I recorded the emission spectrum of these torches with a Lasertack SKU PD-01094 USB spectrometer, with a rated range of 200 to 1,200 nm and a rated precision of 2 nm. This spectrometer is capable of sub-nm actual resolution, but the data was reduced to 1 nm resolution by interpolation, which causes a little aliasing (waviness) in the charts. Data was collected by the ASEQ Instruments 1.7 spectrometer software and normalized and displayed in Excel.
The peak emission wavelength of LEDs, including UV LEDs, is known to increase as a function of LED die temperature (e.g., Reynolds et al., 1991: Temperature dependence of LED and its theoretical effect on pulse oximetry. British Journal of Anaesthesia 67 (5): 638-643). A temperature increase of 50°C may result in a 5-7 nm increase in wavelength of the emission peak of VIS LEDs. I have no data for UV LEDs, but considering that in power LEDs the operating junction temperature might exceed 100°C, there might be a "red shift" of about 10 nm once the equilibrium temperature is reached. The spectra shown below (normalized for intensity) were recorded within seconds of turning on the torches.
The emission spectra are shown above.

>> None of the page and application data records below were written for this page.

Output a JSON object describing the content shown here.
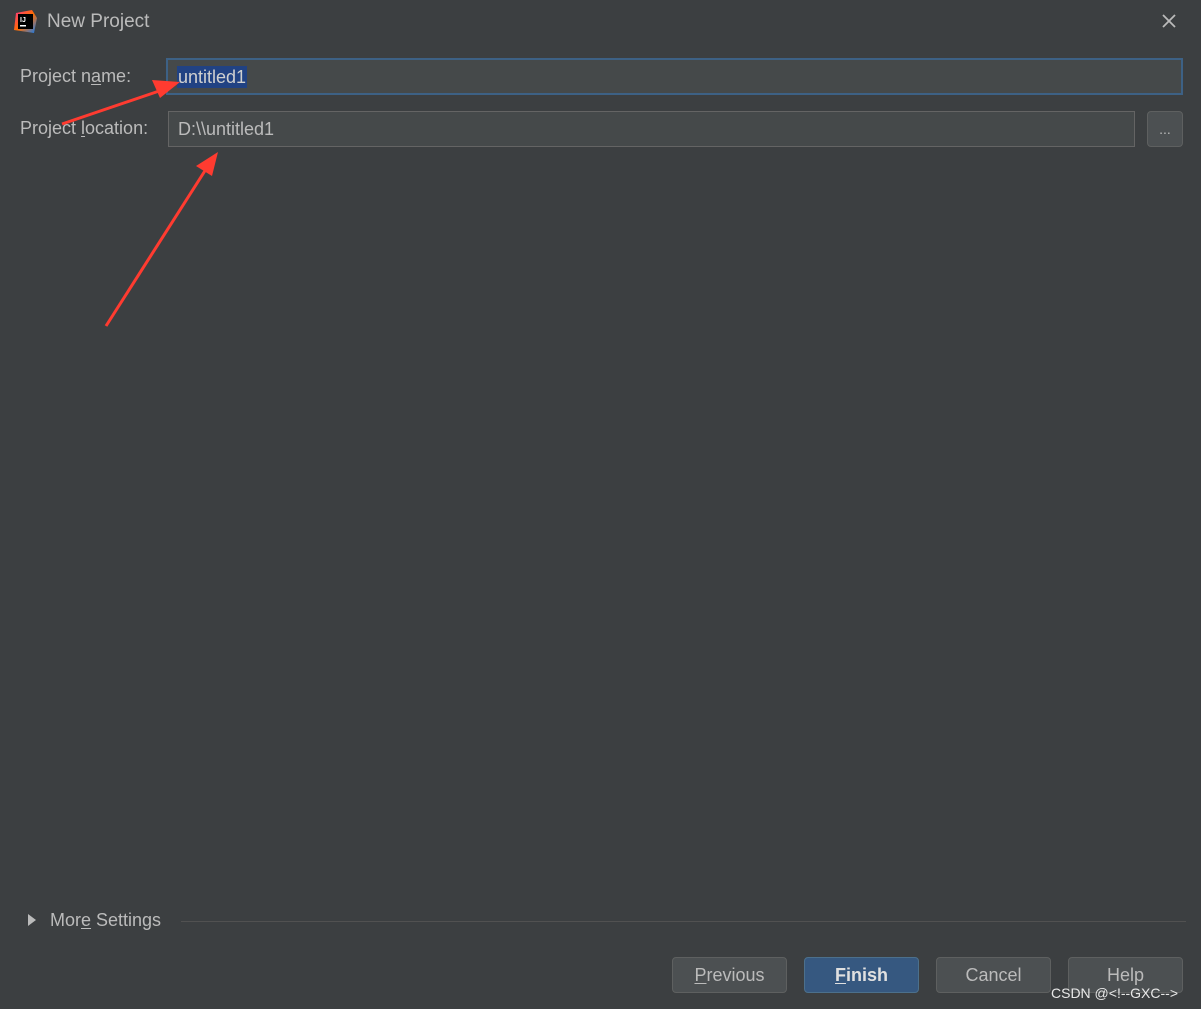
{
  "window": {
    "title": "New Project",
    "app_icon": "intellij-idea-icon",
    "close_icon": "close-icon"
  },
  "form": {
    "project_name": {
      "label_pre": "Project n",
      "label_mnemonic": "a",
      "label_post": "me:",
      "value": "untitled1"
    },
    "project_location": {
      "label_pre": "Project ",
      "label_mnemonic": "l",
      "label_post": "ocation:",
      "value": "D:\\\\untitled1",
      "browse_label": "..."
    }
  },
  "more_settings": {
    "label_pre": "Mor",
    "label_mnemonic": "e",
    "label_post": " Settings",
    "icon": "triangle-right-icon"
  },
  "buttons": {
    "previous_mnemonic": "P",
    "previous_rest": "revious",
    "finish_mnemonic": "F",
    "finish_rest": "inish",
    "cancel": "Cancel",
    "help": "Help"
  },
  "watermark": "CSDN @<!--GXC-->",
  "colors": {
    "background": "#3c3f41",
    "field_bg": "#45494a",
    "focus_border": "#3d6185",
    "selection": "#214283",
    "primary_button": "#365880",
    "annotation_arrow": "#ff3b30"
  }
}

I tested three specimens of the Convoy S2+, purchased from two different sellers. The Series 3 and Series 5 data overlap completely and Series 3 is therefore not visible.

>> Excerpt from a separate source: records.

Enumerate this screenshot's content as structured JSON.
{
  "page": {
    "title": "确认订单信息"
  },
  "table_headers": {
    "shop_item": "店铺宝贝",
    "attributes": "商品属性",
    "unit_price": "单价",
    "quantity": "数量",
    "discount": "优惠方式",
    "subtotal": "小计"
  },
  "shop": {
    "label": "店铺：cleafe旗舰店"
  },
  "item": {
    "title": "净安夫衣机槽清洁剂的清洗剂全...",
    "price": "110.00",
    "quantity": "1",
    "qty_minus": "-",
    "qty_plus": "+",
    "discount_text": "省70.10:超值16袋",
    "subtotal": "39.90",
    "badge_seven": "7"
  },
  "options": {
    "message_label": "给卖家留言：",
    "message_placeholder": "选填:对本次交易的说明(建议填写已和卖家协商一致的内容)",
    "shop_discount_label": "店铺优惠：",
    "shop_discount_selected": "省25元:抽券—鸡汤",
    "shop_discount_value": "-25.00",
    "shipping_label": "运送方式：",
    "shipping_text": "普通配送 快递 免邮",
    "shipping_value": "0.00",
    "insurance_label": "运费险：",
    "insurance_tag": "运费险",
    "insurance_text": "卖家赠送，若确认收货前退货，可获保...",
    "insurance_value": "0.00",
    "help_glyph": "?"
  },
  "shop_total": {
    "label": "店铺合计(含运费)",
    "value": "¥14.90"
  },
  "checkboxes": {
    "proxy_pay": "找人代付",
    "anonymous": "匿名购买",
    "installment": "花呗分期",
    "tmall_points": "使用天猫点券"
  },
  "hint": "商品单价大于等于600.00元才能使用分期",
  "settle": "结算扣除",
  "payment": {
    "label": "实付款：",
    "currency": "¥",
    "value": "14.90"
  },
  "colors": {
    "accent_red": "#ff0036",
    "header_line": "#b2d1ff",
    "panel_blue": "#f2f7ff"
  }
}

The difference in peak wavelengths between MTE 301 and Convoy S2+ is only 1-2 nm, which is not significant in practical use. The U-340 window shifts the MTE 301 emission peak by 1 nm toward shorter wavelengths, which is also not practically important. A more important effect of the U-340 is that it significantly cuts the "tail" of the MTE 301 emission at longer wavelengths. No doubt it would have the same effect on the Convoy S2+. As shown above, the reduction in emitted energy introduced by the U-340 is minimal, and likely caused mostly by the uncoated surfaces of this filter.
Summary of results
The Convoy S2+ 365 nm emits significantly more UV than the MTE 301 (a difference of about one stop). The MTE 301 was replaced by the MTE 303 model, which is not part of the present test and may or may not perform better than the original MTE 301. Both the MTE 301 and MTE 303 sell/sold for a much higher price than the Convoy S2+ 365 nm. Wavelength peaks of the tested Convoy S2+ 365 nm torches are 1-2 nm longer than the tested MTE 301.
The Convoy S2+ 365 nm does not appear to overload its LED in terms of current, but the possibility remains that it might exceed the thermal dissipation of the LED mount and torch barrel, which in turn might impact its durability. The Convoy S2+ barrel gets warmer than the MTE 301 after 5 minutes of operation, which could result in overheating if the torch is left on for a long time, especially in a hot environment.